The tenor of that process concerns me for a very different reason than the effect that it has on the judge. I worry about how it affects the public. There is ample evidence that the public has very little understanding of the court system, the judicial process generally, and even of the way that we decide cases. When candidates for the judiciary are so publicly questioned about their personal views on various controversial issues of our day, I feel that the public is increasingly convinced that judges base their decisions on their personal views rather than case law, statutes, and relevant facts. In my view, the confirmation process is an excellent example of one of the places where the public could be educated appropriately about the role of an independent judiciary, the true meaning of a government of laws and not of people, and some of the basic tenets upon which this nation was founded. Regrettably, when the public is only exposed to such rancorous questioning about personal viewpoints, it reinforces the cynicism about whether the judicial process is fair for all people. I fully recognize and applaud the constitutional role that the Senate has in the confirmation process. I only wish that all three branches of government would spend some time taking the high ground of educating the public about some of the basic first principles upon which this nation was founded. Regrettably, I think the confirmation process as it stands today is counterproductive in that respect.This is a stinging rebuke of Sen. Chuck Schumer and his ideological lynch mob, although Judge Tacha does not identify the Democrats expressly. When Schumer talks about opposing nominees not in the "mainstream," he is rejecting the "first principles upon which this nation was founded." Indeed, America was not founded by the mainstream, but by revolutionaries who tossed aside centuries of monarchy to create the world's first modern republic.

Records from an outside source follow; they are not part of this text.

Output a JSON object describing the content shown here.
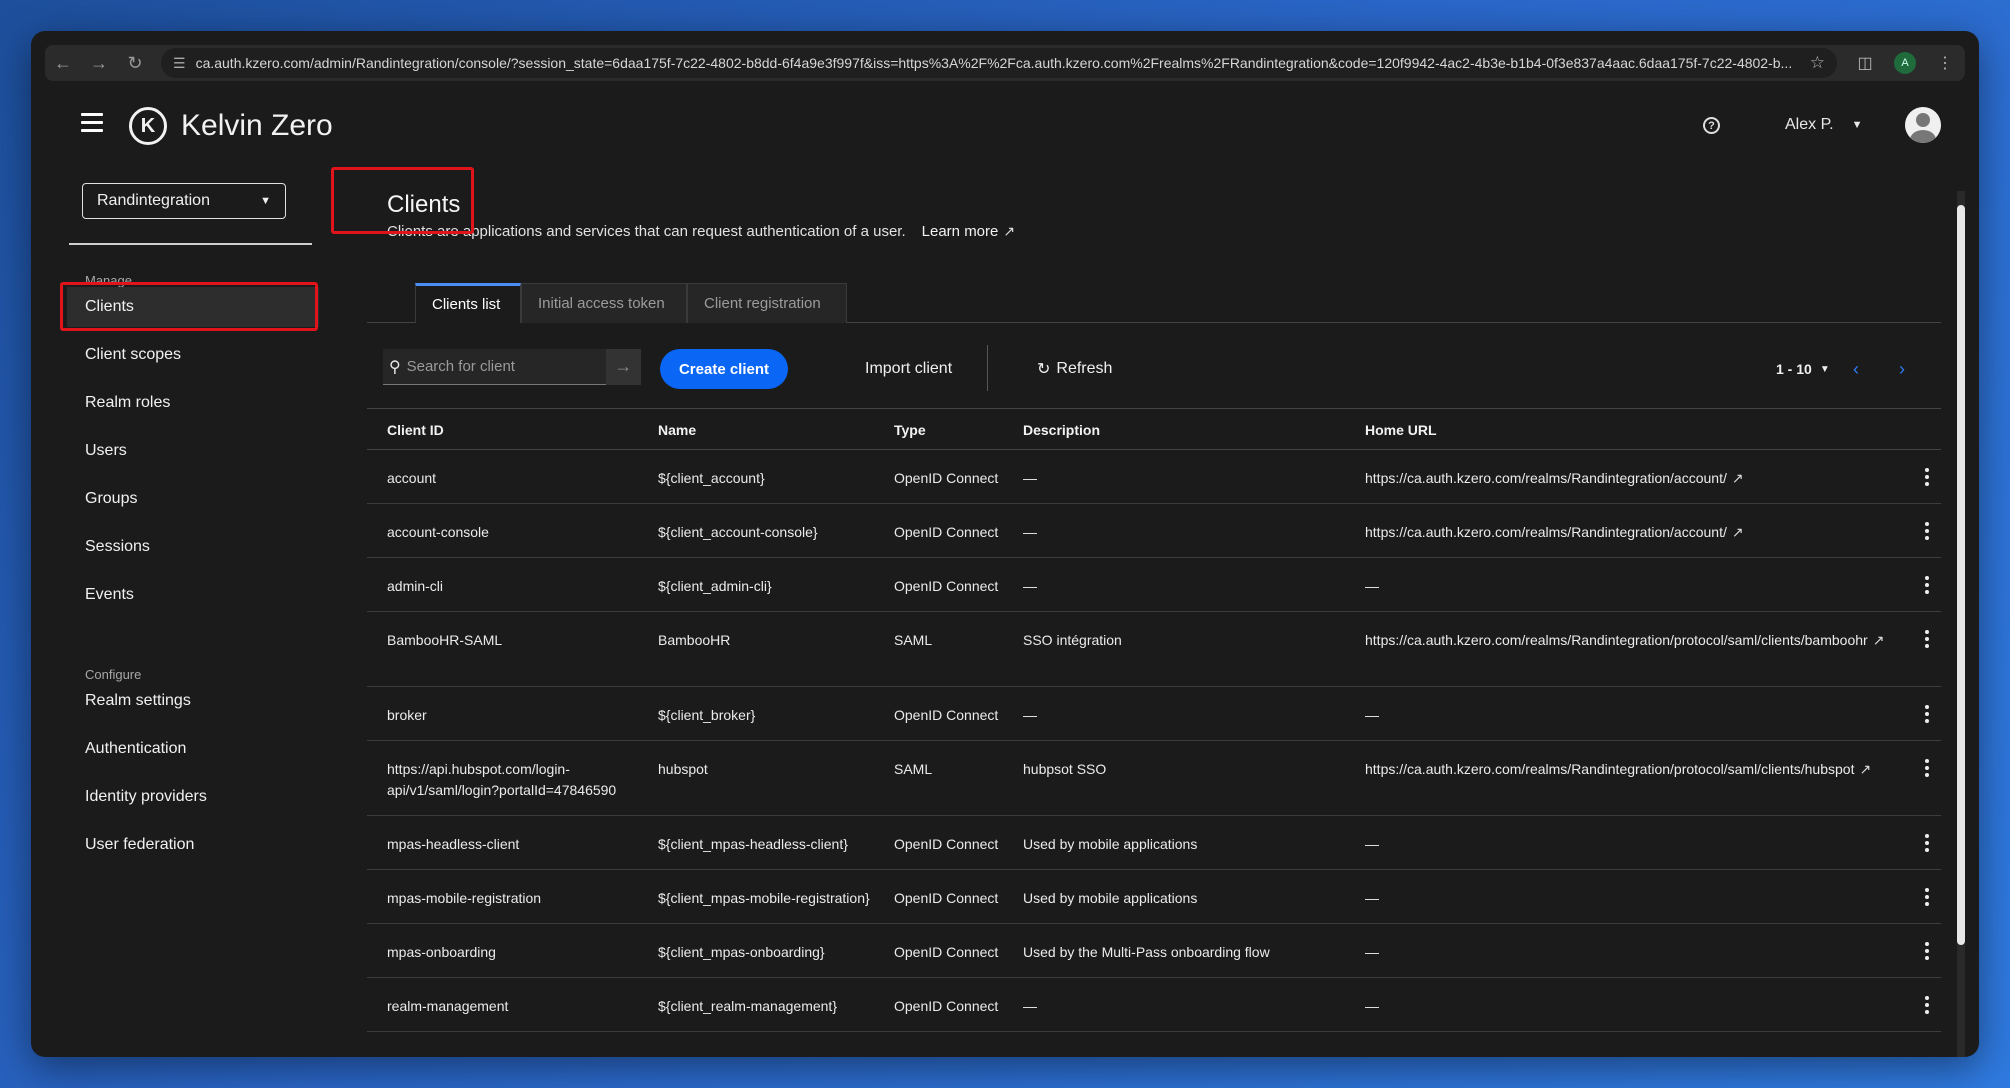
{
  "browser": {
    "url": "ca.auth.kzero.com/admin/Randintegration/console/?session_state=6daa175f-7c22-4802-b8dd-6f4a9e3f997f&iss=https%3A%2F%2Fca.auth.kzero.com%2Frealms%2FRandintegration&code=120f9942-4ac2-4b3e-b1b4-0f3e837a4aac.6daa175f-7c22-4802-b...",
    "profile_initial": "A"
  },
  "header": {
    "brand": "Kelvin Zero",
    "logo_glyph": "K",
    "user_name": "Alex P."
  },
  "sidebar": {
    "realm": "Randintegration",
    "manage_label": "Manage",
    "configure_label": "Configure",
    "manage_items": [
      "Clients",
      "Client scopes",
      "Realm roles",
      "Users",
      "Groups",
      "Sessions",
      "Events"
    ],
    "configure_items": [
      "Realm settings",
      "Authentication",
      "Identity providers",
      "User federation"
    ]
  },
  "page": {
    "title": "Clients",
    "description": "Clients are applications and services that can request authentication of a user.",
    "learn_more": "Learn more"
  },
  "tabs": [
    "Clients list",
    "Initial access token",
    "Client registration"
  ],
  "toolbar": {
    "search_placeholder": "Search for client",
    "create_label": "Create client",
    "import_label": "Import client",
    "refresh_label": "Refresh",
    "pagination": "1 - 10"
  },
  "table": {
    "columns": [
      "Client ID",
      "Name",
      "Type",
      "Description",
      "Home URL"
    ],
    "rows": [
      {
        "id": "account",
        "name": "${client_account}",
        "type": "OpenID Connect",
        "desc": "—",
        "url": "https://ca.auth.kzero.com/realms/Randintegration/account/"
      },
      {
        "id": "account-console",
        "name": "${client_account-console}",
        "type": "OpenID Connect",
        "desc": "—",
        "url": "https://ca.auth.kzero.com/realms/Randintegration/account/"
      },
      {
        "id": "admin-cli",
        "name": "${client_admin-cli}",
        "type": "OpenID Connect",
        "desc": "—",
        "url": "—"
      },
      {
        "id": "BambooHR-SAML",
        "name": "BambooHR",
        "type": "SAML",
        "desc": "SSO intégration",
        "url": "https://ca.auth.kzero.com/realms/Randintegration/protocol/saml/clients/bamboohr"
      },
      {
        "id": "broker",
        "name": "${client_broker}",
        "type": "OpenID Connect",
        "desc": "—",
        "url": "—"
      },
      {
        "id": "https://api.hubspot.com/login-api/v1/saml/login?portalId=47846590",
        "name": "hubspot",
        "type": "SAML",
        "desc": "hubpsot SSO",
        "url": "https://ca.auth.kzero.com/realms/Randintegration/protocol/saml/clients/hubspot"
      },
      {
        "id": "mpas-headless-client",
        "name": "${client_mpas-headless-client}",
        "type": "OpenID Connect",
        "desc": "Used by mobile applications",
        "url": "—"
      },
      {
        "id": "mpas-mobile-registration",
        "name": "${client_mpas-mobile-registration}",
        "type": "OpenID Connect",
        "desc": "Used by mobile applications",
        "url": "—"
      },
      {
        "id": "mpas-onboarding",
        "name": "${client_mpas-onboarding}",
        "type": "OpenID Connect",
        "desc": "Used by the Multi-Pass onboarding flow",
        "url": "—"
      },
      {
        "id": "realm-management",
        "name": "${client_realm-management}",
        "type": "OpenID Connect",
        "desc": "—",
        "url": "—"
      }
    ]
  },
  "colors": {
    "accent": "#0a66f5",
    "highlight": "#e0141a",
    "background": "#1b1b1b"
  }
}
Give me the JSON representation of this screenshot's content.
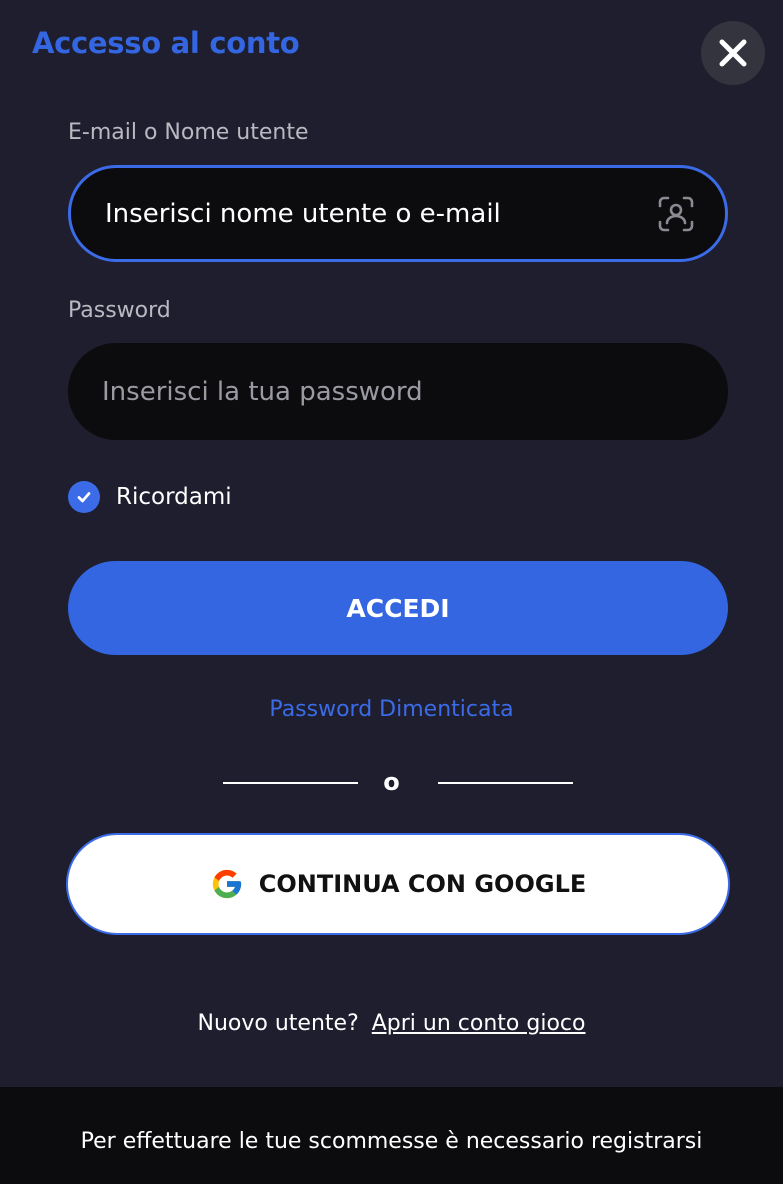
{
  "dialog": {
    "title": "Accesso al conto",
    "close_icon": "close-icon"
  },
  "login": {
    "email_label": "E-mail o Nome utente",
    "email_placeholder": "Inserisci nome utente o e-mail",
    "email_value": "",
    "face_id_icon": "face-id-icon",
    "password_label": "Password",
    "password_placeholder": "Inserisci la tua password",
    "password_value": "",
    "remember_label": "Ricordami",
    "remember_checked": true,
    "submit_label": "ACCEDI",
    "forgot_label": "Password Dimenticata"
  },
  "divider": {
    "text": "o"
  },
  "google": {
    "icon": "google-icon",
    "label": "CONTINUA CON GOOGLE"
  },
  "register": {
    "prompt": "Nuovo utente?",
    "link_label": "Apri un conto gioco"
  },
  "footer": {
    "text": "Per effettuare le tue scommesse è necessario registrarsi"
  },
  "colors": {
    "background": "#1e1e2e",
    "accent": "#3366e0",
    "input_bg": "#0c0c0f",
    "footer_bg": "#0c0c0f"
  }
}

But more to Judge Tacha's point, the confirmation process has now become a battleground for a handful of interest groups, rather than a place to explain to the public how the courts work. And for all of the preening and posturing, there is virtually no discussion about genuine "ideology". The White House shares much of the blame for this with the Senate. Traditionally the White House—regardless of party—muzzles judicial candidates prior to their appearance before the Senate Judiciary Committee. This neuters potential judges in the face of organized interest group opposition. It also forces judges, when appearing before the committee, to act is if they have no ideology or deeply-held beliefs. Remember, the White House wants judges confirmed. They don't want to see a grand explication of ideology a la the courtroom scene in The Fountainhead.
Janice Rogers Brown, a nominee to the D.C. Circuit, is the most tragic recent example of these policies. In reviewing Justice Brown's opinions with the California Supreme Court and her outside writings, she reveals herself to be a true champion of property rights and other individual rights principles that most conservative jurists wouldn't touch with a ten-foot pole. This puts her outside Chuck Schumer's judicial mainstream, which long ago adopted "group rights" as their organizing principle. Yet when challenged before the Judiciary Committee—a group of mediocre lawyers who couldn't hold their own against an unshackled Janice Brown—the White House largely fell back on its political platitudes without mounting a serious ideological attack.
This of course reflects the White House's lack of commitment to first principles. As these confirmation battles continue to mount, I have started to reluctantly conclude that the White House values their embattled nominees as political weapons rather than ideological clashes. In other words, President Bush would rather have a distraught nominee like Janice Brown—an African-American woman—to parade around come election time than he would a Circuit Judge Janice Rogers Brown. I wonder if the senior White House staff actually bothered to look at Justice Brown's principles, as I did, or if they just saw a black woman they could parade around for the cameras.